Smart energy savers
Growing climate change concerns and constantly rising energy prices are increasing demand for environmental solutions in the home – from the simple to the sophisticated.
Low-tech ways to save energy at home can be cheap but effective, such as draught-proofing using tighter window and door seals. If every household in the UK, for example, used the best possible draught proofing, every year enough energy to heat nearly 400,000 homes would be saved, according to the Energy Saving Trust.
Choosing wood windows and doors over uPVC (rigid PVC) will also reduce a home’s carbon footprint. It takes eight times more energy to manufacture a uPVC window than a timber one, and the lifecycle cost is some 14-25 percent higher than for wood.
Right at the other end of the technology scale, solutions that exploit the growing popularity of smartphones are emerging that could have a significant impact on energy use – and have security benefits too.

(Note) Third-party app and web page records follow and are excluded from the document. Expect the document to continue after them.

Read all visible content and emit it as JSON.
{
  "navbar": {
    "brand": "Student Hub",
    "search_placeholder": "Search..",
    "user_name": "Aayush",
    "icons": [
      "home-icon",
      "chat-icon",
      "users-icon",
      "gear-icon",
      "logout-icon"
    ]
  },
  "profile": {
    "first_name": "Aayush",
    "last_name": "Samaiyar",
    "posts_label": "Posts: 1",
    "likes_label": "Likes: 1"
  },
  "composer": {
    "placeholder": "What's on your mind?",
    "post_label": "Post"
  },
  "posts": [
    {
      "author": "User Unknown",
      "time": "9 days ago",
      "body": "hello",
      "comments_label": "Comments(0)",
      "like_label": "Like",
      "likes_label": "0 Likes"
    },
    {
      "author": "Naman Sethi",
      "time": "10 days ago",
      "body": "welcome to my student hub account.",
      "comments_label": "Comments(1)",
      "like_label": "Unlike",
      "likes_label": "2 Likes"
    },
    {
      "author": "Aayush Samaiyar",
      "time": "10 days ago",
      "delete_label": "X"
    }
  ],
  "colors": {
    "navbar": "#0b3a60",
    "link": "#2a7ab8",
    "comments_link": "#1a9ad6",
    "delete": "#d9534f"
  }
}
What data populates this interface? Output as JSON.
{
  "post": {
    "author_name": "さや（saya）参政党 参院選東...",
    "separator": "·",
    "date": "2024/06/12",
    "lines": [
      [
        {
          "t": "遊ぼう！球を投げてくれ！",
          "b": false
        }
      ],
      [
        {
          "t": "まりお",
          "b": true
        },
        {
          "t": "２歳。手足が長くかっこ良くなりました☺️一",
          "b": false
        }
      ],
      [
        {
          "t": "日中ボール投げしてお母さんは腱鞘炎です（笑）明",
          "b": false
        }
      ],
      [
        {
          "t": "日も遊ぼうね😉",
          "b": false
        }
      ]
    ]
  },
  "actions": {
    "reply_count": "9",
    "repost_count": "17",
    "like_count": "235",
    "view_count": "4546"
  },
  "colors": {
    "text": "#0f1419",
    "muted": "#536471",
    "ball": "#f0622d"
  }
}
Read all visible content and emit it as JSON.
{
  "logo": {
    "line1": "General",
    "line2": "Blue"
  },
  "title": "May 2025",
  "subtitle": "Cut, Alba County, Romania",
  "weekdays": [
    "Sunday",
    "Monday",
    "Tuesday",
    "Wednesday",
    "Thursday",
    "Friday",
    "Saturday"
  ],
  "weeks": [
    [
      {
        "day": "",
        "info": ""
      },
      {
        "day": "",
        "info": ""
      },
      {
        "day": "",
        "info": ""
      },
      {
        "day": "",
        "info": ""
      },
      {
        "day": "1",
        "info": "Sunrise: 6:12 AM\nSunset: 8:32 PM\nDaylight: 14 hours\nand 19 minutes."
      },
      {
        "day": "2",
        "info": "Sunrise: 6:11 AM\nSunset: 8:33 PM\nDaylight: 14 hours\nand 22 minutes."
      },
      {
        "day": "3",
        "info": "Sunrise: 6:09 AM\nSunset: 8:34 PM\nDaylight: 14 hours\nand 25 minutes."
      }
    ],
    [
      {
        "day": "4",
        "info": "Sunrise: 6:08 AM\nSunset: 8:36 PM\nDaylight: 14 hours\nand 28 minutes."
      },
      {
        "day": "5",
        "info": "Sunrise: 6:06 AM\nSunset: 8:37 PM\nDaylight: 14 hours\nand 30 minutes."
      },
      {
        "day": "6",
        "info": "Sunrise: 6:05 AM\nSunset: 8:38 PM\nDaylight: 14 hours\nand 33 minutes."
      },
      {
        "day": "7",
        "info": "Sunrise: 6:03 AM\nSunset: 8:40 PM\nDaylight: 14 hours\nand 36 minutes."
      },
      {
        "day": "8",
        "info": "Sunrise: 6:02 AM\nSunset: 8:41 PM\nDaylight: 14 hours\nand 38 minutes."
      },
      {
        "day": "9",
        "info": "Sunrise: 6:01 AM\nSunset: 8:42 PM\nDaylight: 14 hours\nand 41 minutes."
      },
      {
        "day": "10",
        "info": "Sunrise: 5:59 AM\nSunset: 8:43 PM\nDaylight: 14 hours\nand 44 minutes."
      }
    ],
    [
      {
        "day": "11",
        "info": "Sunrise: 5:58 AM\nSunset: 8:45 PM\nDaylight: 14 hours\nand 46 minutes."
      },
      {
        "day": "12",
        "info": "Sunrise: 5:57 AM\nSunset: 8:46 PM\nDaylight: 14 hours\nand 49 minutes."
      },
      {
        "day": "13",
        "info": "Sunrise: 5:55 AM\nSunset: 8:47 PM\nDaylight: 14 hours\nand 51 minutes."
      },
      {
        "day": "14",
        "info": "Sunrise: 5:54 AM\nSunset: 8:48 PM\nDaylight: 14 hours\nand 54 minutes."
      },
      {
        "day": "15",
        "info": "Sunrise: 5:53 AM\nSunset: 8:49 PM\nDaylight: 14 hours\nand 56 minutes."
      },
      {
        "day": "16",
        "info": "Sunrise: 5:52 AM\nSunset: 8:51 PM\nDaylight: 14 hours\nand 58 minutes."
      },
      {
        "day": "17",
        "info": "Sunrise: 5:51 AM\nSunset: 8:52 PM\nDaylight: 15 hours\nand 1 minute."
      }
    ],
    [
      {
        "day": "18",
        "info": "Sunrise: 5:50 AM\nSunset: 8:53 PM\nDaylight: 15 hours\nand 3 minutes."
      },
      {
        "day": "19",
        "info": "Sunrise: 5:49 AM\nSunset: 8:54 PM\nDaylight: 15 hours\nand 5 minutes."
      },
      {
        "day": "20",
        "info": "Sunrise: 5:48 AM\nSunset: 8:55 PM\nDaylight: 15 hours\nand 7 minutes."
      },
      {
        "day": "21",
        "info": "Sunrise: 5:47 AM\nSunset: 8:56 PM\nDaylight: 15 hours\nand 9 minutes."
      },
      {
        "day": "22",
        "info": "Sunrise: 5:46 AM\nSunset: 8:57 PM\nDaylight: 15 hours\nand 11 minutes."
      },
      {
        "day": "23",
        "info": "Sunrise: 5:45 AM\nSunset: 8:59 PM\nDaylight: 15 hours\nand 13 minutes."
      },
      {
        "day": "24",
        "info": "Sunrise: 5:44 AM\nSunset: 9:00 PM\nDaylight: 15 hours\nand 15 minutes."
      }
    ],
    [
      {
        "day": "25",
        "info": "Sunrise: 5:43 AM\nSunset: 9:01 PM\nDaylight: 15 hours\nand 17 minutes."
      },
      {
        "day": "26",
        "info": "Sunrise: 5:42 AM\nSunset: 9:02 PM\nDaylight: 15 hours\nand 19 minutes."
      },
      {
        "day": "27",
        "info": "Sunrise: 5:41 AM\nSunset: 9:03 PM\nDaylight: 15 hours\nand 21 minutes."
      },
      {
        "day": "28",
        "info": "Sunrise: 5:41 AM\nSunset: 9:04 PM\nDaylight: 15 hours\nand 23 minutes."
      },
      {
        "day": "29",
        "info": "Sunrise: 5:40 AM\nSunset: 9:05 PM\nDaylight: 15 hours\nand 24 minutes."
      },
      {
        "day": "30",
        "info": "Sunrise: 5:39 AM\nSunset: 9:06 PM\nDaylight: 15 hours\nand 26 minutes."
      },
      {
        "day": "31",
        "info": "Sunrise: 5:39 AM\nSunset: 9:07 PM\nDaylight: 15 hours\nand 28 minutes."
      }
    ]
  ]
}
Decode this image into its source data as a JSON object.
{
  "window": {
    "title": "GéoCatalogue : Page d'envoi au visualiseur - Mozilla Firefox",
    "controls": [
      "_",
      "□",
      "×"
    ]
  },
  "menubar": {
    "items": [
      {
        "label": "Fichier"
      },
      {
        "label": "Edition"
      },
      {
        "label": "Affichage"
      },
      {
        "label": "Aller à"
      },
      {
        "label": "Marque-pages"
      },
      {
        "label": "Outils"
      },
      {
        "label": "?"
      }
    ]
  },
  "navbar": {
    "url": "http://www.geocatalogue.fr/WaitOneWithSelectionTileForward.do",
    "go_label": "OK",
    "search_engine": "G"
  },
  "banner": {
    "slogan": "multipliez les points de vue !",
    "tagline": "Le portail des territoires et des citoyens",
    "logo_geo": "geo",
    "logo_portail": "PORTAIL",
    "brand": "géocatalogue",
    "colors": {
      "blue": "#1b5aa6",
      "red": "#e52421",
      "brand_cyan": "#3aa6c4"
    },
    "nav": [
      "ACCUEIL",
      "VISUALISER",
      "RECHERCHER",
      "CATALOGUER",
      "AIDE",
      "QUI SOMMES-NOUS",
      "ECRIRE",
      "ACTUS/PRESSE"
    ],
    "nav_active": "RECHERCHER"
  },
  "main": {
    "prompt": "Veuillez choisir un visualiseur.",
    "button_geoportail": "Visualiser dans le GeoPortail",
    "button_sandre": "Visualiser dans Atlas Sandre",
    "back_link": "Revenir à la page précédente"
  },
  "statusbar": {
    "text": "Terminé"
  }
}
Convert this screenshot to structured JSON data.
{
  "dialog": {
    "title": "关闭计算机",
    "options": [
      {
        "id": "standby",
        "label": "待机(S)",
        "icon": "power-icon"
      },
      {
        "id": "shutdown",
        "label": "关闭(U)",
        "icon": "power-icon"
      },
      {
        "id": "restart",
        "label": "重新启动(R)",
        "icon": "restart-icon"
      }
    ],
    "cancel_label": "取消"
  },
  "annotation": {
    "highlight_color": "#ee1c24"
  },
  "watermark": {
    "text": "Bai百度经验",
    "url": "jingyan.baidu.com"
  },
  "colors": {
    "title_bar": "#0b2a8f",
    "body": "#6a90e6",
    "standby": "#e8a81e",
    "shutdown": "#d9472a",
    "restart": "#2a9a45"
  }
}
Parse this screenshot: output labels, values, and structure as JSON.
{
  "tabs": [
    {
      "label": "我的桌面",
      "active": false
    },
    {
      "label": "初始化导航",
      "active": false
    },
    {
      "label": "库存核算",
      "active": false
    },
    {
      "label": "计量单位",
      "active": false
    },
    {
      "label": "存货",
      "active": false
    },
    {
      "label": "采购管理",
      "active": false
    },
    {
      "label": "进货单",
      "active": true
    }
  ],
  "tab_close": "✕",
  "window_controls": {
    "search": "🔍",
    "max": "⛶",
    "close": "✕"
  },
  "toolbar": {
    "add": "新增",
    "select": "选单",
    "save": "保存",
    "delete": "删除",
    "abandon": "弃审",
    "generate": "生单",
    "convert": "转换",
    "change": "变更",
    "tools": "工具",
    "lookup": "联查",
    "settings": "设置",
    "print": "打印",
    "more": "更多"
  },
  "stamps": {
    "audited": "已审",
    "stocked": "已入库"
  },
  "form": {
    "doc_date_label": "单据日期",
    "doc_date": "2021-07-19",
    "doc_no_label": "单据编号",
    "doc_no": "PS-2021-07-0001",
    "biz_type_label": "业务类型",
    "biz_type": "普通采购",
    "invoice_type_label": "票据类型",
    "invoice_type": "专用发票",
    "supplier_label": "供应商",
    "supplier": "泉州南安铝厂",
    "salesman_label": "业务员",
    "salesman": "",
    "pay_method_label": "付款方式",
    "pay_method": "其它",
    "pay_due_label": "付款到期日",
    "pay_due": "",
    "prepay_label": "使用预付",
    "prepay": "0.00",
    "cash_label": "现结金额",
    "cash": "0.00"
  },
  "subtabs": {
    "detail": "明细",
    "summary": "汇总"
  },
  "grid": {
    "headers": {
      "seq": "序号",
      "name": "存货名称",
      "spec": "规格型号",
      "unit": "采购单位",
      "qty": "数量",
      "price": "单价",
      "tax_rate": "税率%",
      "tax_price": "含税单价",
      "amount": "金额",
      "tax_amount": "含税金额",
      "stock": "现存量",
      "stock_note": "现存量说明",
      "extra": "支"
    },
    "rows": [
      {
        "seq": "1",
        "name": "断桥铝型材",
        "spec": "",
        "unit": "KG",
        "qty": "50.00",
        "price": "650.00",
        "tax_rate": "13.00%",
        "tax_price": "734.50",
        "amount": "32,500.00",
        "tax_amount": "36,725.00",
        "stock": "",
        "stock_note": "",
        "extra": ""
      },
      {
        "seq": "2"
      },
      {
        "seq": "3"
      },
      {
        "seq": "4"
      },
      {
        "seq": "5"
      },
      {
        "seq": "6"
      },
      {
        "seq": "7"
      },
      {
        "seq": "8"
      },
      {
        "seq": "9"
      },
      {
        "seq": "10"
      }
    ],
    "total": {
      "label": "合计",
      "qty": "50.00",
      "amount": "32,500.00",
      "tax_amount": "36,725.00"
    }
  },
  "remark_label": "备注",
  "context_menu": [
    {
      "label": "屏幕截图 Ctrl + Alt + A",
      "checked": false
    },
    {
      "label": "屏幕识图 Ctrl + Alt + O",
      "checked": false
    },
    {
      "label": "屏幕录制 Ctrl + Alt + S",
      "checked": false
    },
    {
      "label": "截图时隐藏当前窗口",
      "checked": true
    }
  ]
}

Consider that an average American home has 40 products constantly drawing power in standby mode, accounting for almost 10 percent of residential electricity use. Technology is now available with which a homeowner, using a system controlled by a smartphone, can switch off all the power sockets in a house – and all the lights too – when going to bed or leaving the house. Being able to switch on all lights using the same system can heighten the sense of security at home.
“With energy prices constantly rising, interest is growing and these technologies will only become more common.”
Such a system can be expanded to enable heating or air conditioning systems to be switched off when a window is opened, thereby reducing energy use. Once this technology is in place, other security and energy-saving functionality can be added. Install an occupancy sensor and heating or cooling can be turned on or off when someone enters or leaves a room. The system could also alert the homeowner via their mobile device if an intruder enters the house.
At the heart of such systems are wireless switches, sensors and controls from companies such as EnOcean. EnOcean’s technology is also self-powered: turning a door or window handle generates the energy to send a signal to a phone to say that the door or window is open. Motion, light or even temperature differences can also power the signal.
While such functionality sounds like something for luxury homes, Andreas Schneider, EnOcean’s co-founder and chief marketing officer, says it soon pays for itself because of the energy savings. “These applications are often considered to be expensive, but if you install sensors to optimize your heating controls the return on investment is just 18 to 24 months,” he says. “With energy prices constantly rising, interest is growing and these technologies will only become more common.”
By David Wiles